The legal and moral constraints that apply to markets are oriented principally towards the identifiable harms of individual actors within the market. But the causally significant behavior of markets, taken as a whole, is often constituted by individual behaviors which are themselves not causally or morally significant.
St. Olaf College

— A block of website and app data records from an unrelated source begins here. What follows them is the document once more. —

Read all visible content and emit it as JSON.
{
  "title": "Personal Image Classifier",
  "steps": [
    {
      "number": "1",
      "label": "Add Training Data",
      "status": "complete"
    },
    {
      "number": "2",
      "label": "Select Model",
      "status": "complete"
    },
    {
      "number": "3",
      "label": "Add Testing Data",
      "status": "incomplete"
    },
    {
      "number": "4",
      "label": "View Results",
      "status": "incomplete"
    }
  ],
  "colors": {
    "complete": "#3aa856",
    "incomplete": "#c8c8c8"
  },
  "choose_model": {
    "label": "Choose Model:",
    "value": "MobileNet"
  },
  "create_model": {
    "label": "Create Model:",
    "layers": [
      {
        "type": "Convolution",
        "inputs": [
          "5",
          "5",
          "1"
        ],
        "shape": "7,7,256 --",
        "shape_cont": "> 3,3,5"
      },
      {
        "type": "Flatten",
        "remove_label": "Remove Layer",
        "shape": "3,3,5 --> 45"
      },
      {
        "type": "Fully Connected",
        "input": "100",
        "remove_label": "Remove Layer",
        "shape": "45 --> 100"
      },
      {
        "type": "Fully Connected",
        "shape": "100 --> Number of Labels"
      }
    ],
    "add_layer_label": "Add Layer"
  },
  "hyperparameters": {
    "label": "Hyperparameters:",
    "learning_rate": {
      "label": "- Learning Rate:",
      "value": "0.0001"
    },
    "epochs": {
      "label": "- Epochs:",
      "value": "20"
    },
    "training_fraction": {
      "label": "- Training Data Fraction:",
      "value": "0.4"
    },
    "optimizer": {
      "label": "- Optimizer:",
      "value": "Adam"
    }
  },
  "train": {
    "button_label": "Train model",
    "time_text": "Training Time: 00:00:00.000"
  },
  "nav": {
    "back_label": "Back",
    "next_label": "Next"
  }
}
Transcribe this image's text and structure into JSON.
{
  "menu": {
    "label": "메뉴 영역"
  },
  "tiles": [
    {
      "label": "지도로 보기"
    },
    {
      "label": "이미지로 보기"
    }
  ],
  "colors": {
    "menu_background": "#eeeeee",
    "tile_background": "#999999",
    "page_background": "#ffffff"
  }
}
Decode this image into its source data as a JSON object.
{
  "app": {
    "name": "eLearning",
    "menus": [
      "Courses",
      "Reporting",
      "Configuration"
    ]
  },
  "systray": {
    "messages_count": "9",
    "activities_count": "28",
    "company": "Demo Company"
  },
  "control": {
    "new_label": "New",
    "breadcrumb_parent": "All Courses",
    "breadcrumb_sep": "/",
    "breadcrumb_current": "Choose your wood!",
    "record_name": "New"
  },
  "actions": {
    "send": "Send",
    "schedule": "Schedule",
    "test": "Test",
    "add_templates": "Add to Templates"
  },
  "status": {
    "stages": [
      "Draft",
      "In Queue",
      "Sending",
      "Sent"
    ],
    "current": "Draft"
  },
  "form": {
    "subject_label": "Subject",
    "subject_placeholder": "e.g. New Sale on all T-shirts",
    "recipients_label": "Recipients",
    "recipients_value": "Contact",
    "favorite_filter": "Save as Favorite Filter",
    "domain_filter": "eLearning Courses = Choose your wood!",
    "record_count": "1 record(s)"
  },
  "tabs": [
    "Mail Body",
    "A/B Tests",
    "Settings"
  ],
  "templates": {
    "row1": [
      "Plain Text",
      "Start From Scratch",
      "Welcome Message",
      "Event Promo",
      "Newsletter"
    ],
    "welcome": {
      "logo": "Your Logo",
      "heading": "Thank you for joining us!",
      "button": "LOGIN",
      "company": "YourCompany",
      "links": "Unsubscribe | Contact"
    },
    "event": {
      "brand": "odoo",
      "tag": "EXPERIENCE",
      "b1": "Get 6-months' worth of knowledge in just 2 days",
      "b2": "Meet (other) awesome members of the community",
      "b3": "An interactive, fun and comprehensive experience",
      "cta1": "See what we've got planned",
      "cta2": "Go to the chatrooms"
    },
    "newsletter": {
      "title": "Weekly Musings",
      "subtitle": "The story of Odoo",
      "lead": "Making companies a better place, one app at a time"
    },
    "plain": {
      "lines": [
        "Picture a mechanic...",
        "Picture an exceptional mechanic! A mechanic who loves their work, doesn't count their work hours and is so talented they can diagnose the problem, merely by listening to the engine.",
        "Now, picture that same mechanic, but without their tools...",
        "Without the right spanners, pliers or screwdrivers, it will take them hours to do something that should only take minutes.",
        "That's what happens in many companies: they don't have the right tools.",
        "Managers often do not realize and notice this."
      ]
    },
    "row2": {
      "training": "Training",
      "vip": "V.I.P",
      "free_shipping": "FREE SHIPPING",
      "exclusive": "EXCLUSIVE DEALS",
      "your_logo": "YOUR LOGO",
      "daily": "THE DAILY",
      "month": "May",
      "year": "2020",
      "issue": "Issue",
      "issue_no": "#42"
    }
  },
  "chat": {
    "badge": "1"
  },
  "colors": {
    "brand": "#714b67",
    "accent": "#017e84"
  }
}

Michael Fuerstein is Associate Professor of Philosophy at St. Olaf College in Northfield, Minnesota. His research focuses on the norms and practices that facilitate knowledge in social and political contexts. He completed his Ph.D. at Columbia University in 2009 and, following that, held a post-doc at the Center for Cultural Analysis at Rutgers University. For the 2016-17 year he is a visiting scholar at INSEAD. He has been a recipient of grants/fellowships from the National Endowment for the Humanities, the Mellon Foundation, the Whiting Foundation, the DeKarman Foundation, the Institute for Social and Economic Research and Policy, and the Institute for Humane Studies. His work has been published in a range of venues, including The Journal of Political Philosophy, Social Theory and Practice, and Episteme, and he will be joining the editorial board for the Journal of Political Philosophy in January 2017. A current book project – tentatively titled Democratic Experiments – seeks to model the role of democracies in advancing moral knowledge. As an undergraduate, he completed a dual-degree program at Tufts University and the New England Conservatory of Music, where he studied jazz saxophone. He continues to perform actively as a musician.